The death of the manual
The manual gearbox is dead. New technologies have brought this about. Cars are faster, better, safer, more efficient and have features that couldn’t be imagined 10 years ago. They are now standard items on spec lists across the world. Satellite navigation in your Renault Kwid? Heated seats in your C-Class? How about a reverse camera for your Hilux?
Diesels have evolved from agricultural workhorses into silent, fuel-sipping daily commuters that are easy to live with and almost invisible in traffic.
Congestion, peak hour madness and a host of other irritating things all add to a daily commute that can do without the added stress of rowing through a gearbox repeatedly until your left arm and leg look like they’re secretly going to gym without you.
Advances in drivetrain technology have given rise to the modern automatic. DSG, M-DCT, PDK etcetera are all words that are perfectly acceptable in drivers’ minds. The car does the hard work, there are no delays and you are (mostly) always in the right gear. There’s no chance of accidently hurting the car by selecting the wrong gear at the wrong time, which would have previously meant a very costly repair. No clutch, no worries, no stress.
Vehicle manufacturers have caught on too, offering less choice as far as gearboxes are concerned, some doing away with the option completely. The new GTI in manual? “Not today, sir.”
Except not really.

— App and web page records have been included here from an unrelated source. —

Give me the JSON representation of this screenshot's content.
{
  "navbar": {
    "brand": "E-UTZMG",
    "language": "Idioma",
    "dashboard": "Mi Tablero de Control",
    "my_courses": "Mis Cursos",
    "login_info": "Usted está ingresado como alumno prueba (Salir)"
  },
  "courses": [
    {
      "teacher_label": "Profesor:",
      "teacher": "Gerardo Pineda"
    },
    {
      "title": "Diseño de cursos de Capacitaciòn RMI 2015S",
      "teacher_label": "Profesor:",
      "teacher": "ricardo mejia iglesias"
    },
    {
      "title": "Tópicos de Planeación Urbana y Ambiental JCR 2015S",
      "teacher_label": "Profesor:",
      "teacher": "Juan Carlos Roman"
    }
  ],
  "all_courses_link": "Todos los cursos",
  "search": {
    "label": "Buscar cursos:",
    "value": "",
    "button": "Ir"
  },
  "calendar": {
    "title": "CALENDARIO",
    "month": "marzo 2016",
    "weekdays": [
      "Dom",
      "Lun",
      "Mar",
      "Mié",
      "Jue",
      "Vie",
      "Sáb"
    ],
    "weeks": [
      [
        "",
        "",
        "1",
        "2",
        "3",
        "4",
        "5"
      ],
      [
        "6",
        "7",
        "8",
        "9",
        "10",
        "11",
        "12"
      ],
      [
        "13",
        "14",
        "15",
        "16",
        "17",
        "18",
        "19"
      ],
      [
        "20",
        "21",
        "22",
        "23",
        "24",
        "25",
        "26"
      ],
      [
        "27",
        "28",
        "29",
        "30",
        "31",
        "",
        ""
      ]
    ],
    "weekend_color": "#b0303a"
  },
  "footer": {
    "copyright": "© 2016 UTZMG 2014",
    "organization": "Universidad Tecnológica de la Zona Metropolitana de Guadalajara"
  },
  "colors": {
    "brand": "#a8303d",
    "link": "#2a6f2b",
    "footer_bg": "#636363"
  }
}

In groups of two or three, people all over the world have been gathering. Gathering and complaining that their choice has been taken away. That they now need to endure these long commutes, with little to no choice as to how they elect to do it.
These people enjoy the feeling of engaging with a car, having to communicate with it, guide it in such a way that requires patience and knowledge. Some call these people mad. Most refer to them as enthusiasts, or petrol-heads.
It’s almost as if their cries have fallen on deaf ears, as the motoring world creeps ever closer to autonomous cars, with massive resources being dedicated by companies like Tesla and Google towards developing technologies to deliver us into a new age of transportation.
If there’s no need for a manual gearbox, where does it leave these enthusiasts?
“There is no substitute.” — Porsche
Never before has a slogan had as much weight behind it than right now. Porsche has indicated that its new 911 GT3 will be offered with a manual gearbox. Six-speed. Conventional clutch. In its purest form.
They listened to those little groups of people gathering and complaining, and have given hope to current and future generations of enthusiasts, who want to be involved in the process. Who need to feel connected. Where ultimate convenience is superseded by a driving experience that is engaging. Where the very same commute that is dreaded by many is seen as an adventure by others.
Will it pave the way for others to reconsider manual derivatives? We hope so. For the very same reasons that people try out recipes from their favourite cooking shows or vote to get their favourite artist into the next round of that singing competition, humans want to be included in the process. They want to go on that date, instead of a video call. They want to sit in the front row even after purchasing all the music.
People want to be involved, and the manual gearbox is one key to that experience. The manual is dead. Long live the manual!